For once, it was neither Laver’s athleticism, nor his dominance that the crowd was applauding, because both had faded; however, his courage to publicly hit up with one of the world’s best in his post-stroke 70s, just a year after the death of his wife.
For spectators in the 1960s, Rod Laver’s strokes on the tennis court were a thing of beauty to behold. The stroke he had while being interviewed by ESPN in 1998 was not.
When Laver lost control of his thoughts, collapsed and vomited mid-sentence, the interviewer understood what was happening inside Laver’s brain, and immediately called for an ambulance.
As soon as Laver was able to speak in his Los Angeles intensive care unit, he told his doctor, “I used to be a fairly good tennis player.” His right side paralysed, his speech mostly nonsensical and his brain still bleeding, the only man who ever won the Grand Slam twice was told his days of playing for enjoyment were finished for good.

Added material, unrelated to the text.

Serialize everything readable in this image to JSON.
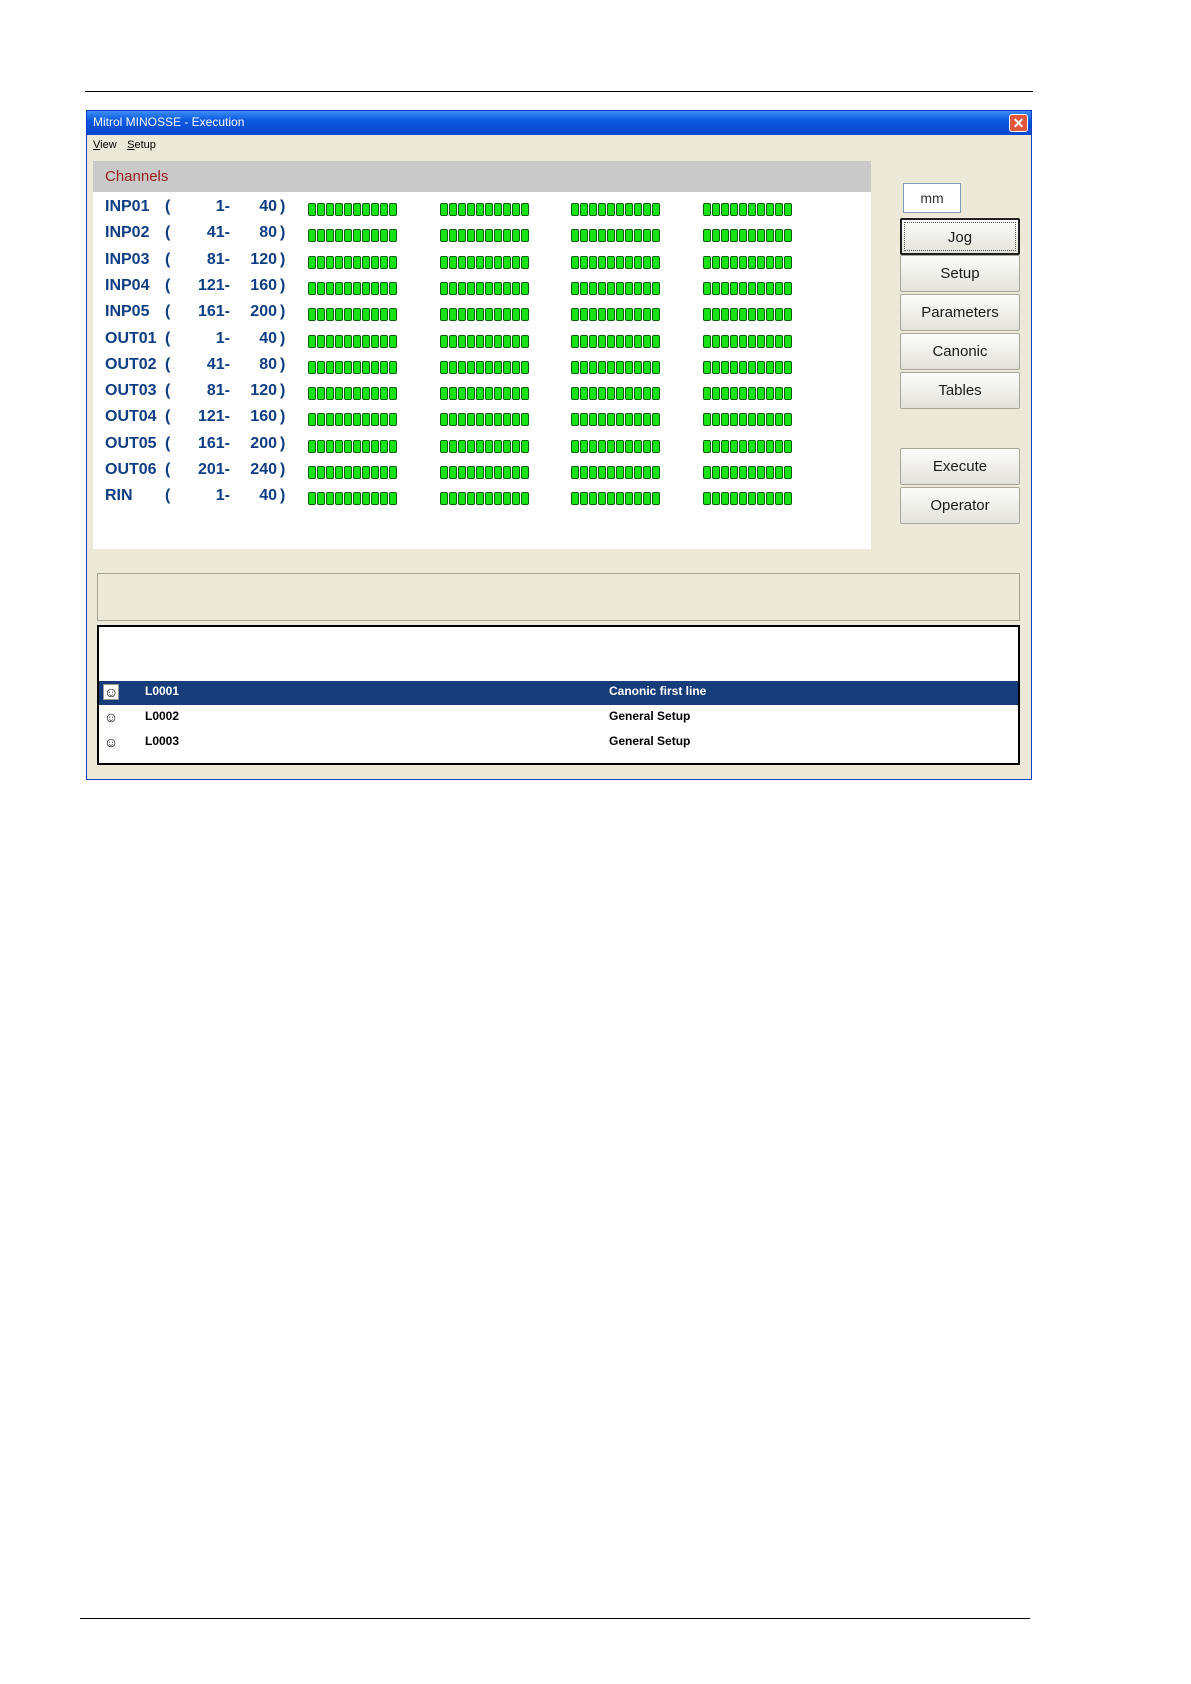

Yet on 8 January 2014 he strode out onto Rod Laver Arena dressed to vie with his prime rival for the title of greatest of all time; albeit in old-style tennis clothes that paled against the vibrant colours of his opponent’s Nike gear. When a man who has suffered a stroke can get back out on the tennis court, he knows he has recovered well. But when he gets back out on a tennis court named after him, in a sold-out stadium with additional hundreds of thousands watching live on TV, and sees Roger Federer at the other end of the court, he must know he is the “Rocket” Rod Laver.
Laver’s cracking left hander was travelling better than his once-useless right side on this $1m fundraising “Night with Roger Federer and Friends”; though not much better, thanks to his arthritic left wrist. But every time he made contact with the ball, the crowd cheered a little louder. It did not matter where the ball went.
Laver, Pat Rafter said in 1998, was “the last person you’d expect to have a stroke”. It would have been unthinkable at the apex of Laver’s career that he would ever boast in his diary, as the crowning achievement of a 24 hour period, “I walked today”. But if Laver was once tennis’ greatest role model for youth, he now seemed intent on using his experience of mind-numbingly slow rehabilitation to become the equivalent role model for senior citizens. He taught us an important lesson – [tweet_quote]You’re never too old to inspire.[/tweet_quote]
Following the years of tongue-tied aphasia, in 2014, Laver spoke up as a supporter of the Roger Federer Foundation, as the Global Ambassador for the Australian Open, and as the face of Medibank’s #generationbetter. He urged elderly Australians to get out of the house and have a go; whatever their sport, whatever their age, whatever their health.
Standing between Jo-Wilfried Tsonga and Federer on 8 January 2014, Laver looked markedly less imposing than he did as the redhaired lefty from outback Queensland. For once, it was neither Laver’s athleticism, nor his dominance, that the crowd was applauding, because both had faded; however, his courage in flying back to Australia to publicly hit up with one of the world’s best, given the circumstances – in his post-stroke 70s, just a year after the death of his wife.
Why would a former star choose to put his waning skills under the bright lights of Rod Laver Arena? To show that he now stands for something more than just ‘former star’ – survivor, conqueror of adversity, and elder statesman of tennis.